The much-touted/much-reviled (depending upon which side of the “v” one resides) $27.12 million punitive damage award in the In re Prempro hormone replacement ltherapy litigation has been vacated. The judge admitted that

The recent decision in Iacangelo v. Georgetown University, ___ F. Supp.2d ___, 2008 U.S. Dist. LEXIS 46416 (D.D.C. June 17, 2008), hasn’t gotten much play in the press.

For good reason.

It was written by a magistrate judge, doesn’t give too much of a sense of the underlying facts, and stands for a relatively

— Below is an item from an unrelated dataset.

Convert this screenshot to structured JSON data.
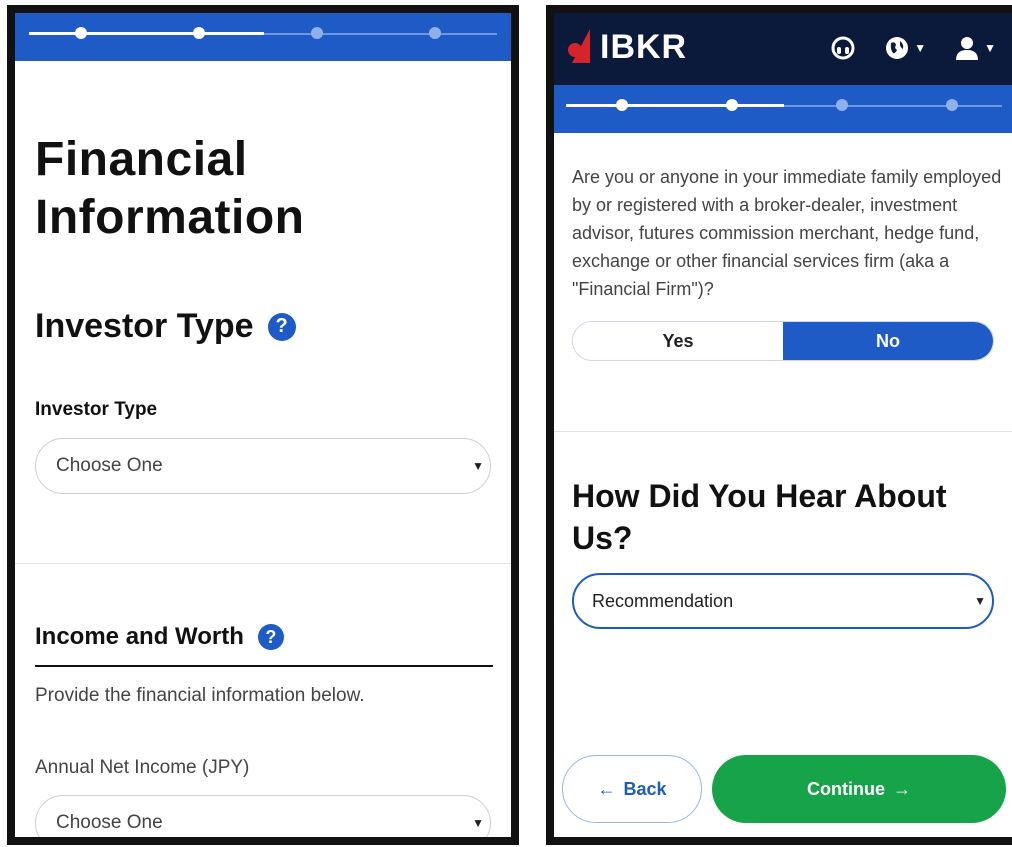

Sometimes it’s funny how an issue that we all know is out there sits for a long time and then, all of a sudden, it comes back at us from several different directions at once. The recent flurry of interest in the question of whether “FDA experts” – usually former FDA employees – can offer